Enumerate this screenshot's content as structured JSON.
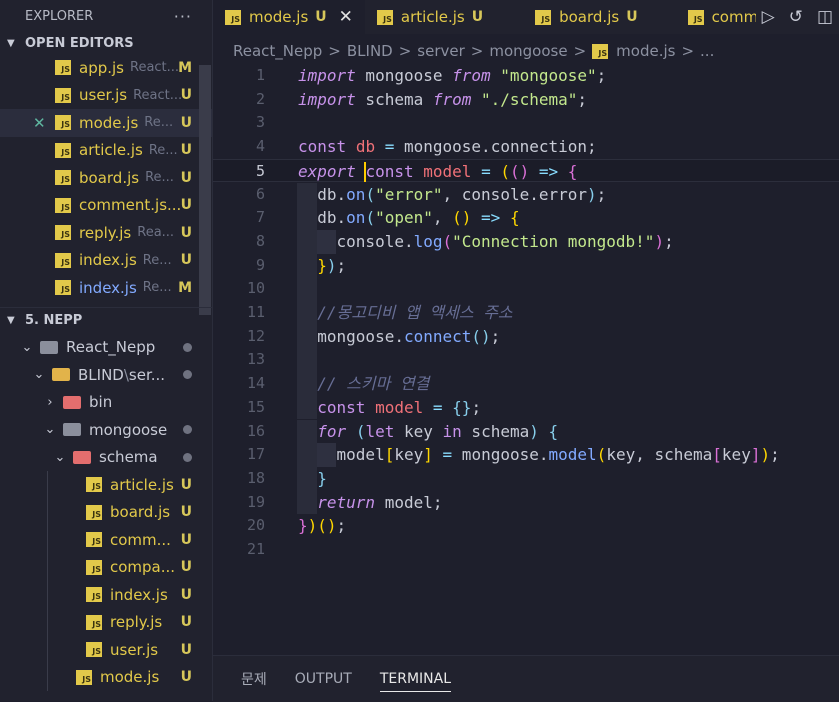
{
  "sidebar": {
    "title": "EXPLORER",
    "more": "···",
    "open_editors_label": "OPEN EDITORS",
    "open_editors": [
      {
        "name": "app.js",
        "path": "React...",
        "badge": "M",
        "selected": false
      },
      {
        "name": "user.js",
        "path": "React...",
        "badge": "U",
        "selected": false
      },
      {
        "name": "mode.js",
        "path": "Re...",
        "badge": "U",
        "selected": true
      },
      {
        "name": "article.js",
        "path": "Re...",
        "badge": "U",
        "selected": false
      },
      {
        "name": "board.js",
        "path": "Re...",
        "badge": "U",
        "selected": false
      },
      {
        "name": "comment.js...",
        "path": "",
        "badge": "U",
        "selected": false
      },
      {
        "name": "reply.js",
        "path": "Rea...",
        "badge": "U",
        "selected": false
      },
      {
        "name": "index.js",
        "path": "Re...",
        "badge": "U",
        "selected": false
      },
      {
        "name": "index.js",
        "path": "Re...",
        "badge": "M",
        "selected": false
      }
    ],
    "workspace_label": "5. NEPP",
    "tree": {
      "react_nepp": "React_Nepp",
      "blind": "BLIND",
      "blind_sep": "\\",
      "blind_rest": "ser...",
      "bin": "bin",
      "mongoose": "mongoose",
      "schema": "schema",
      "schema_files": [
        {
          "name": "article.js",
          "badge": "U"
        },
        {
          "name": "board.js",
          "badge": "U"
        },
        {
          "name": "comm...",
          "badge": "U"
        },
        {
          "name": "compa...",
          "badge": "U"
        },
        {
          "name": "index.js",
          "badge": "U"
        },
        {
          "name": "reply.js",
          "badge": "U"
        },
        {
          "name": "user.js",
          "badge": "U"
        }
      ],
      "mode_file": {
        "name": "mode.js",
        "badge": "U"
      }
    },
    "js_icon": "JS"
  },
  "tabs": [
    {
      "name": "mode.js",
      "badge": "U",
      "active": true,
      "close": "✕"
    },
    {
      "name": "article.js",
      "badge": "U",
      "active": false
    },
    {
      "name": "board.js",
      "badge": "U",
      "active": false
    },
    {
      "name": "comm",
      "badge": "",
      "active": false
    }
  ],
  "breadcrumb": {
    "parts": [
      "React_Nepp",
      "BLIND",
      "server",
      "mongoose"
    ],
    "file": "mode.js",
    "tail": "...",
    "separator": ">"
  },
  "editor": {
    "line_numbers": [
      "1",
      "2",
      "3",
      "4",
      "5",
      "6",
      "7",
      "8",
      "9",
      "10",
      "11",
      "12",
      "13",
      "14",
      "15",
      "16",
      "17",
      "18",
      "19",
      "20",
      "21"
    ],
    "current_line": 5
  },
  "panel": {
    "tabs": [
      "문제",
      "OUTPUT",
      "TERMINAL"
    ],
    "active": "TERMINAL"
  },
  "colors": {
    "background": "#1e1f2c",
    "sidebar": "#21222e",
    "js_icon": "#e2c94a",
    "keyword": "#c792ea",
    "string": "#c3e88d",
    "variable": "#f07178",
    "function": "#82aaff",
    "comment": "#676e95"
  }
}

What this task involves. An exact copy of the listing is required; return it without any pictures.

Output of the task.
Enumerate this screenshot's content as structured JSON.
{
  "sidebar": {
    "title": "EXPLORER",
    "more": "···",
    "open_editors_label": "OPEN EDITORS",
    "open_editors": [
      {
        "name": "app.js",
        "path": "React...",
        "badge": "M",
        "selected": false
      },
      {
        "name": "user.js",
        "path": "React...",
        "badge": "U",
        "selected": false
      },
      {
        "name": "mode.js",
        "path": "Re...",
        "badge": "U",
        "selected": true
      },
      {
        "name": "article.js",
        "path": "Re...",
        "badge": "U",
        "selected": false
      },
      {
        "name": "board.js",
        "path": "Re...",
        "badge": "U",
        "selected": false
      },
      {
        "name": "comment.js...",
        "path": "",
        "badge": "U",
        "selected": false
      },
      {
        "name": "reply.js",
        "path": "Rea...",
        "badge": "U",
        "selected": false
      },
      {
        "name": "index.js",
        "path": "Re...",
        "badge": "U",
        "selected": false
      },
      {
        "name": "index.js",
        "path": "Re...",
        "badge": "M",
        "selected": false
      }
    ],
    "workspace_label": "5. NEPP",
    "tree": {
      "react_nepp": "React_Nepp",
      "blind": "BLIND",
      "blind_sep": "\\",
      "blind_rest": "ser...",
      "bin": "bin",
      "mongoose": "mongoose",
      "schema": "schema",
      "schema_files": [
        {
          "name": "article.js",
          "badge": "U"
        },
        {
          "name": "board.js",
          "badge": "U"
        },
        {
          "name": "comm...",
          "badge": "U"
        },
        {
          "name": "compa...",
          "badge": "U"
        },
        {
          "name": "index.js",
          "badge": "U"
        },
        {
          "name": "reply.js",
          "badge": "U"
        },
        {
          "name": "user.js",
          "badge": "U"
        }
      ],
      "mode_file": {
        "name": "mode.js",
        "badge": "U"
      }
    },
    "js_icon": "JS"
  },
  "tabs": [
    {
      "name": "mode.js",
      "badge": "U",
      "active": true,
      "close": "✕"
    },
    {
      "name": "article.js",
      "badge": "U",
      "active": false
    },
    {
      "name": "board.js",
      "badge": "U",
      "active": false
    },
    {
      "name": "comm",
      "badge": "",
      "active": false
    }
  ],
  "breadcrumb": {
    "parts": [
      "React_Nepp",
      "BLIND",
      "server",
      "mongoose"
    ],
    "file": "mode.js",
    "tail": "...",
    "separator": ">"
  },
  "editor": {
    "line_numbers": [
      "1",
      "2",
      "3",
      "4",
      "5",
      "6",
      "7",
      "8",
      "9",
      "10",
      "11",
      "12",
      "13",
      "14",
      "15",
      "16",
      "17",
      "18",
      "19",
      "20",
      "21"
    ],
    "current_line": 5
  },
  "panel": {
    "tabs": [
      "문제",
      "OUTPUT",
      "TERMINAL"
    ],
    "active": "TERMINAL"
  },
  "colors": {
    "background": "#1e1f2c",
    "sidebar": "#21222e",
    "js_icon": "#e2c94a",
    "keyword": "#c792ea",
    "string": "#c3e88d",
    "variable": "#f07178",
    "function": "#82aaff",
    "comment": "#676e95"
  }
}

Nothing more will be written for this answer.